▸ **ENTRIES SUPPLIED**
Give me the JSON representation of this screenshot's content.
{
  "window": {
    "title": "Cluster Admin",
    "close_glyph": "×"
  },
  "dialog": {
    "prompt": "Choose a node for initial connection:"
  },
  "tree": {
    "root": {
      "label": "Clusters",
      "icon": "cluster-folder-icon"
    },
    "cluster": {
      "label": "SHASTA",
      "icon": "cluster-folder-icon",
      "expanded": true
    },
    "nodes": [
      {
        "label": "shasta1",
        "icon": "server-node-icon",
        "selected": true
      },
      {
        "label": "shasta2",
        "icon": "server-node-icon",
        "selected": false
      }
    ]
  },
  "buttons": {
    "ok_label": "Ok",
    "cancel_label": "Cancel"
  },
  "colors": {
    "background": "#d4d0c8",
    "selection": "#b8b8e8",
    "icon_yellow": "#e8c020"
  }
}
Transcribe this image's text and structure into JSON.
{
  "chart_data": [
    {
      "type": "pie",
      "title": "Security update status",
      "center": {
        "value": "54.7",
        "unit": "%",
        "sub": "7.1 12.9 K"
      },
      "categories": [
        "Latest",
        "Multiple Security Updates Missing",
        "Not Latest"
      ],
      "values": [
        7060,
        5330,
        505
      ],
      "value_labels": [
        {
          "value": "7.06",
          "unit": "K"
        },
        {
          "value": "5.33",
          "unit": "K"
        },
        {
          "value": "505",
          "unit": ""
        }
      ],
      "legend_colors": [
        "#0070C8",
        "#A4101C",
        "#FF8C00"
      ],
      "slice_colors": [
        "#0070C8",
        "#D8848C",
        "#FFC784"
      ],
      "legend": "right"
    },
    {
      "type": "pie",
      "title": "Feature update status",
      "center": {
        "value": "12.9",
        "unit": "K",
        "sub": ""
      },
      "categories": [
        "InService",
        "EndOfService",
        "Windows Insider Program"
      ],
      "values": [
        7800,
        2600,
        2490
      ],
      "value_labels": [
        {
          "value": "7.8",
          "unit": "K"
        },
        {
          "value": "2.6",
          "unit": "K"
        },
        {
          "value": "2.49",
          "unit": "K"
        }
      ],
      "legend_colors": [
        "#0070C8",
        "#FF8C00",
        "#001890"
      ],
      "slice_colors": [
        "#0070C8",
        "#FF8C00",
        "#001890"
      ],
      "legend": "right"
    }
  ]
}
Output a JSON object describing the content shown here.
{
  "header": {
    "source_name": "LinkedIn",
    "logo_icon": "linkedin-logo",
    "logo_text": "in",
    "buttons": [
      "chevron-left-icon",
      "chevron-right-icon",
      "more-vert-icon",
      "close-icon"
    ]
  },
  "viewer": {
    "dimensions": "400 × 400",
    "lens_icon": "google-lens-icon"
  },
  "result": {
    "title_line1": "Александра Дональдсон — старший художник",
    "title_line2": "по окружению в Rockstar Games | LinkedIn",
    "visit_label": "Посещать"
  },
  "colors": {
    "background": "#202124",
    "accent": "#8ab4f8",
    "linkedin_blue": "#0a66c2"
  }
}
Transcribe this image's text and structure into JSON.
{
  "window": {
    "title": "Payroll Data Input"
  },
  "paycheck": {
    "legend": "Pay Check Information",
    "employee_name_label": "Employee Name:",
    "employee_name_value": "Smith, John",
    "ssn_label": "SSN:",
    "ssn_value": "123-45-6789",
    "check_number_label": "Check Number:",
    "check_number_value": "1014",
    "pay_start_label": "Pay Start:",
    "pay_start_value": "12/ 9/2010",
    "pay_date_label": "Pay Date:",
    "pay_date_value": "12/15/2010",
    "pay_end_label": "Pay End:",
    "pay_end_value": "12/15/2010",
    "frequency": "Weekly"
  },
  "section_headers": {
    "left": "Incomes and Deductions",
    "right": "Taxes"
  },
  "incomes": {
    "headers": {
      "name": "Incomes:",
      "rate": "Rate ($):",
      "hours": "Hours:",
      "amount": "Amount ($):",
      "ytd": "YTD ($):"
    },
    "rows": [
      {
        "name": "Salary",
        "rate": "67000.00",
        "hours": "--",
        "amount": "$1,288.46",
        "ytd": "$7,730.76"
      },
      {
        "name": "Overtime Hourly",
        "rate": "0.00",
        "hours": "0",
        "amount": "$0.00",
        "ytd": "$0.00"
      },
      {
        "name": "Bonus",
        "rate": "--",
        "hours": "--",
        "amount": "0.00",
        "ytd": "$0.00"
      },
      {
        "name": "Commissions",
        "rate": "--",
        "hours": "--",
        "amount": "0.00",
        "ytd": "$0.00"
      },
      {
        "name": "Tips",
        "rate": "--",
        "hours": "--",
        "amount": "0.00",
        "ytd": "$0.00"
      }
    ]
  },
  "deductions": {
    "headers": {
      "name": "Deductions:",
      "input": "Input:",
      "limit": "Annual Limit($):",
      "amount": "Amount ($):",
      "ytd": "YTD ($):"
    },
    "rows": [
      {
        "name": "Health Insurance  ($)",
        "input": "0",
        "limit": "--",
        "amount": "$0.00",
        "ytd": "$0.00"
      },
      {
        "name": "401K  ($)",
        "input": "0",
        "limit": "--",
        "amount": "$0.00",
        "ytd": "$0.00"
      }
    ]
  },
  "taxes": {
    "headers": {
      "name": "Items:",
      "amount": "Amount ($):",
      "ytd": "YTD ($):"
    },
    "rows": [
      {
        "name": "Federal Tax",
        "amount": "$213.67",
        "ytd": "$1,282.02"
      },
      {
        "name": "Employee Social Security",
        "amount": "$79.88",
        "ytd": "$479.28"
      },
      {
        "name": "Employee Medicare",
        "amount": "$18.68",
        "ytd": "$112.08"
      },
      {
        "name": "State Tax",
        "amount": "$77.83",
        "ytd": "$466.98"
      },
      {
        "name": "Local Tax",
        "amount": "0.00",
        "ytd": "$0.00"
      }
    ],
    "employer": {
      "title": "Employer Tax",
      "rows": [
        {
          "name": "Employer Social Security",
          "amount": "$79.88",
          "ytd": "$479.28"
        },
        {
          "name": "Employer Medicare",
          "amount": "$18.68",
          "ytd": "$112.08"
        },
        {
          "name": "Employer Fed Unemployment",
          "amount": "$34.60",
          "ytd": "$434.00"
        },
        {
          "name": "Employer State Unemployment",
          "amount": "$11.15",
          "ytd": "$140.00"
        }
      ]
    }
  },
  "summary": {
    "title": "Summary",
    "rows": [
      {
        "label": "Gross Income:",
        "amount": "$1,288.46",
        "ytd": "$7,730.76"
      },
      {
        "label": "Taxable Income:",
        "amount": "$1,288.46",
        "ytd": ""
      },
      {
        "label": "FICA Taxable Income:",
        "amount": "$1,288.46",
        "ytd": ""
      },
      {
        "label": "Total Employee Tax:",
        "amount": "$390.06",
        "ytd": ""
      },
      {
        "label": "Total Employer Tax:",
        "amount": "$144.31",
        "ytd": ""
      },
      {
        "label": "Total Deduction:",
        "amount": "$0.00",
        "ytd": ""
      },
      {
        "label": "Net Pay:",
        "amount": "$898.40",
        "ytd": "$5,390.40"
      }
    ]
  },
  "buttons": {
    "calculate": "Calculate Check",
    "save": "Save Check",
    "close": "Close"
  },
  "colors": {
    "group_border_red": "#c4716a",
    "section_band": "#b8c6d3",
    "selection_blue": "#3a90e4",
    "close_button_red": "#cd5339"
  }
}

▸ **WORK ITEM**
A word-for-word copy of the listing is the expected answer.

▸ **TASK ANSWER**
Give me the JSON representation of this screenshot's content.
{
  "window": {
    "title": "Cluster Admin",
    "close_glyph": "×"
  },
  "dialog": {
    "prompt": "Choose a node for initial connection:"
  },
  "tree": {
    "root": {
      "label": "Clusters",
      "icon": "cluster-folder-icon"
    },
    "cluster": {
      "label": "SHASTA",
      "icon": "cluster-folder-icon",
      "expanded": true
    },
    "nodes": [
      {
        "label": "shasta1",
        "icon": "server-node-icon",
        "selected": true
      },
      {
        "label": "shasta2",
        "icon": "server-node-icon",
        "selected": false
      }
    ]
  },
  "buttons": {
    "ok_label": "Ok",
    "cancel_label": "Cancel"
  },
  "colors": {
    "background": "#d4d0c8",
    "selection": "#b8b8e8",
    "icon_yellow": "#e8c020"
  }
}
Transcribe this image's text and structure into JSON.
{
  "chart_data": [
    {
      "type": "pie",
      "title": "Security update status",
      "center": {
        "value": "54.7",
        "unit": "%",
        "sub": "7.1 12.9 K"
      },
      "categories": [
        "Latest",
        "Multiple Security Updates Missing",
        "Not Latest"
      ],
      "values": [
        7060,
        5330,
        505
      ],
      "value_labels": [
        {
          "value": "7.06",
          "unit": "K"
        },
        {
          "value": "5.33",
          "unit": "K"
        },
        {
          "value": "505",
          "unit": ""
        }
      ],
      "legend_colors": [
        "#0070C8",
        "#A4101C",
        "#FF8C00"
      ],
      "slice_colors": [
        "#0070C8",
        "#D8848C",
        "#FFC784"
      ],
      "legend": "right"
    },
    {
      "type": "pie",
      "title": "Feature update status",
      "center": {
        "value": "12.9",
        "unit": "K",
        "sub": ""
      },
      "categories": [
        "InService",
        "EndOfService",
        "Windows Insider Program"
      ],
      "values": [
        7800,
        2600,
        2490
      ],
      "value_labels": [
        {
          "value": "7.8",
          "unit": "K"
        },
        {
          "value": "2.6",
          "unit": "K"
        },
        {
          "value": "2.49",
          "unit": "K"
        }
      ],
      "legend_colors": [
        "#0070C8",
        "#FF8C00",
        "#001890"
      ],
      "slice_colors": [
        "#0070C8",
        "#FF8C00",
        "#001890"
      ],
      "legend": "right"
    }
  ]
}
Output a JSON object describing the content shown here.
{
  "header": {
    "source_name": "LinkedIn",
    "logo_icon": "linkedin-logo",
    "logo_text": "in",
    "buttons": [
      "chevron-left-icon",
      "chevron-right-icon",
      "more-vert-icon",
      "close-icon"
    ]
  },
  "viewer": {
    "dimensions": "400 × 400",
    "lens_icon": "google-lens-icon"
  },
  "result": {
    "title_line1": "Александра Дональдсон — старший художник",
    "title_line2": "по окружению в Rockstar Games | LinkedIn",
    "visit_label": "Посещать"
  },
  "colors": {
    "background": "#202124",
    "accent": "#8ab4f8",
    "linkedin_blue": "#0a66c2"
  }
}
Transcribe this image's text and structure into JSON.
{
  "window": {
    "title": "Payroll Data Input"
  },
  "paycheck": {
    "legend": "Pay Check Information",
    "employee_name_label": "Employee Name:",
    "employee_name_value": "Smith, John",
    "ssn_label": "SSN:",
    "ssn_value": "123-45-6789",
    "check_number_label": "Check Number:",
    "check_number_value": "1014",
    "pay_start_label": "Pay Start:",
    "pay_start_value": "12/ 9/2010",
    "pay_date_label": "Pay Date:",
    "pay_date_value": "12/15/2010",
    "pay_end_label": "Pay End:",
    "pay_end_value": "12/15/2010",
    "frequency": "Weekly"
  },
  "section_headers": {
    "left": "Incomes and Deductions",
    "right": "Taxes"
  },
  "incomes": {
    "headers": {
      "name": "Incomes:",
      "rate": "Rate ($):",
      "hours": "Hours:",
      "amount": "Amount ($):",
      "ytd": "YTD ($):"
    },
    "rows": [
      {
        "name": "Salary",
        "rate": "67000.00",
        "hours": "--",
        "amount": "$1,288.46",
        "ytd": "$7,730.76"
      },
      {
        "name": "Overtime Hourly",
        "rate": "0.00",
        "hours": "0",
        "amount": "$0.00",
        "ytd": "$0.00"
      },
      {
        "name": "Bonus",
        "rate": "--",
        "hours": "--",
        "amount": "0.00",
        "ytd": "$0.00"
      },
      {
        "name": "Commissions",
        "rate": "--",
        "hours": "--",
        "amount": "0.00",
        "ytd": "$0.00"
      },
      {
        "name": "Tips",
        "rate": "--",
        "hours": "--",
        "amount": "0.00",
        "ytd": "$0.00"
      }
    ]
  },
  "deductions": {
    "headers": {
      "name": "Deductions:",
      "input": "Input:",
      "limit": "Annual Limit($):",
      "amount": "Amount ($):",
      "ytd": "YTD ($):"
    },
    "rows": [
      {
        "name": "Health Insurance  ($)",
        "input": "0",
        "limit": "--",
        "amount": "$0.00",
        "ytd": "$0.00"
      },
      {
        "name": "401K  ($)",
        "input": "0",
        "limit": "--",
        "amount": "$0.00",
        "ytd": "$0.00"
      }
    ]
  },
  "taxes": {
    "headers": {
      "name": "Items:",
      "amount": "Amount ($):",
      "ytd": "YTD ($):"
    },
    "rows": [
      {
        "name": "Federal Tax",
        "amount": "$213.67",
        "ytd": "$1,282.02"
      },
      {
        "name": "Employee Social Security",
        "amount": "$79.88",
        "ytd": "$479.28"
      },
      {
        "name": "Employee Medicare",
        "amount": "$18.68",
        "ytd": "$112.08"
      },
      {
        "name": "State Tax",
        "amount": "$77.83",
        "ytd": "$466.98"
      },
      {
        "name": "Local Tax",
        "amount": "0.00",
        "ytd": "$0.00"
      }
    ],
    "employer": {
      "title": "Employer Tax",
      "rows": [
        {
          "name": "Employer Social Security",
          "amount": "$79.88",
          "ytd": "$479.28"
        },
        {
          "name": "Employer Medicare",
          "amount": "$18.68",
          "ytd": "$112.08"
        },
        {
          "name": "Employer Fed Unemployment",
          "amount": "$34.60",
          "ytd": "$434.00"
        },
        {
          "name": "Employer State Unemployment",
          "amount": "$11.15",
          "ytd": "$140.00"
        }
      ]
    }
  },
  "summary": {
    "title": "Summary",
    "rows": [
      {
        "label": "Gross Income:",
        "amount": "$1,288.46",
        "ytd": "$7,730.76"
      },
      {
        "label": "Taxable Income:",
        "amount": "$1,288.46",
        "ytd": ""
      },
      {
        "label": "FICA Taxable Income:",
        "amount": "$1,288.46",
        "ytd": ""
      },
      {
        "label": "Total Employee Tax:",
        "amount": "$390.06",
        "ytd": ""
      },
      {
        "label": "Total Employer Tax:",
        "amount": "$144.31",
        "ytd": ""
      },
      {
        "label": "Total Deduction:",
        "amount": "$0.00",
        "ytd": ""
      },
      {
        "label": "Net Pay:",
        "amount": "$898.40",
        "ytd": "$5,390.40"
      }
    ]
  },
  "buttons": {
    "calculate": "Calculate Check",
    "save": "Save Check",
    "close": "Close"
  },
  "colors": {
    "group_border_red": "#c4716a",
    "section_band": "#b8c6d3",
    "selection_blue": "#3a90e4",
    "close_button_red": "#cd5339"
  }
}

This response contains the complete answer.